» **THE TASK**:
Retype the full set of data, character for character.

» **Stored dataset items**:

-- Opening Marker --

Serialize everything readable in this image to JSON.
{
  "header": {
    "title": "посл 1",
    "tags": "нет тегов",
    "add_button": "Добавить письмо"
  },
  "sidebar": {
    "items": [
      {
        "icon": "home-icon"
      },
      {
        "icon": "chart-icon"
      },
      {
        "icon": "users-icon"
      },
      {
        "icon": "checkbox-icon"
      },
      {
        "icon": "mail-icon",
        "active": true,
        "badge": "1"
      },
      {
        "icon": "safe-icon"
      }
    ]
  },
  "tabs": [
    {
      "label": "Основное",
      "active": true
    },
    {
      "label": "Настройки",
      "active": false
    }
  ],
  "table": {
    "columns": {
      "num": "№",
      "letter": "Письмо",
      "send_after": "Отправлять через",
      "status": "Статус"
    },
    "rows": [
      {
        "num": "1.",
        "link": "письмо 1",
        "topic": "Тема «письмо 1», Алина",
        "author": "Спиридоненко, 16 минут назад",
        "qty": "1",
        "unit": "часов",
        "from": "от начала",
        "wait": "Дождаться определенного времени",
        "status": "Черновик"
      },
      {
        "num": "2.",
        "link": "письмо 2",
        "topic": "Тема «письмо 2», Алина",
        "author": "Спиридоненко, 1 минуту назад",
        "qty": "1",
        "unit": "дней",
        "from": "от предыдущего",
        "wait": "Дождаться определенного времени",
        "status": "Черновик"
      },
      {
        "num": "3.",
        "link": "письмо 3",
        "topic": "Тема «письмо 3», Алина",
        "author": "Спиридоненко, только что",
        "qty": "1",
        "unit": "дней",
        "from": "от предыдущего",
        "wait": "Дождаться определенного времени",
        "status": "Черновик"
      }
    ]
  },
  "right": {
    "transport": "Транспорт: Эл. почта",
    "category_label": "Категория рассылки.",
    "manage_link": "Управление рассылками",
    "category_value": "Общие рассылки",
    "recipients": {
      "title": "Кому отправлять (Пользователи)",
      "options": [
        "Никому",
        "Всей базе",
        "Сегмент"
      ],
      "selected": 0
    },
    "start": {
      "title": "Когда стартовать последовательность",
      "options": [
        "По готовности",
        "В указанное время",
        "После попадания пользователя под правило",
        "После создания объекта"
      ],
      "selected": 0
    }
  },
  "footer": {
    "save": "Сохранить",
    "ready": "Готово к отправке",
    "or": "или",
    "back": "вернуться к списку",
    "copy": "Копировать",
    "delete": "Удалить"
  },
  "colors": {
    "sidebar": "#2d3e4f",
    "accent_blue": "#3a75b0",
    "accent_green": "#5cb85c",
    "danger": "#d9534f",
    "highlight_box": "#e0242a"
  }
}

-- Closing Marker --

» **OUTPUT BELOW**:
Serialize everything readable in this image to JSON.
{
  "header": {
    "title": "посл 1",
    "tags": "нет тегов",
    "add_button": "Добавить письмо"
  },
  "sidebar": {
    "items": [
      {
        "icon": "home-icon"
      },
      {
        "icon": "chart-icon"
      },
      {
        "icon": "users-icon"
      },
      {
        "icon": "checkbox-icon"
      },
      {
        "icon": "mail-icon",
        "active": true,
        "badge": "1"
      },
      {
        "icon": "safe-icon"
      }
    ]
  },
  "tabs": [
    {
      "label": "Основное",
      "active": true
    },
    {
      "label": "Настройки",
      "active": false
    }
  ],
  "table": {
    "columns": {
      "num": "№",
      "letter": "Письмо",
      "send_after": "Отправлять через",
      "status": "Статус"
    },
    "rows": [
      {
        "num": "1.",
        "link": "письмо 1",
        "topic": "Тема «письмо 1», Алина",
        "author": "Спиридоненко, 16 минут назад",
        "qty": "1",
        "unit": "часов",
        "from": "от начала",
        "wait": "Дождаться определенного времени",
        "status": "Черновик"
      },
      {
        "num": "2.",
        "link": "письмо 2",
        "topic": "Тема «письмо 2», Алина",
        "author": "Спиридоненко, 1 минуту назад",
        "qty": "1",
        "unit": "дней",
        "from": "от предыдущего",
        "wait": "Дождаться определенного времени",
        "status": "Черновик"
      },
      {
        "num": "3.",
        "link": "письмо 3",
        "topic": "Тема «письмо 3», Алина",
        "author": "Спиридоненко, только что",
        "qty": "1",
        "unit": "дней",
        "from": "от предыдущего",
        "wait": "Дождаться определенного времени",
        "status": "Черновик"
      }
    ]
  },
  "right": {
    "transport": "Транспорт: Эл. почта",
    "category_label": "Категория рассылки.",
    "manage_link": "Управление рассылками",
    "category_value": "Общие рассылки",
    "recipients": {
      "title": "Кому отправлять (Пользователи)",
      "options": [
        "Никому",
        "Всей базе",
        "Сегмент"
      ],
      "selected": 0
    },
    "start": {
      "title": "Когда стартовать последовательность",
      "options": [
        "По готовности",
        "В указанное время",
        "После попадания пользователя под правило",
        "После создания объекта"
      ],
      "selected": 0
    }
  },
  "footer": {
    "save": "Сохранить",
    "ready": "Готово к отправке",
    "or": "или",
    "back": "вернуться к списку",
    "copy": "Копировать",
    "delete": "Удалить"
  },
  "colors": {
    "sidebar": "#2d3e4f",
    "accent_blue": "#3a75b0",
    "accent_green": "#5cb85c",
    "danger": "#d9534f",
    "highlight_box": "#e0242a"
  }
}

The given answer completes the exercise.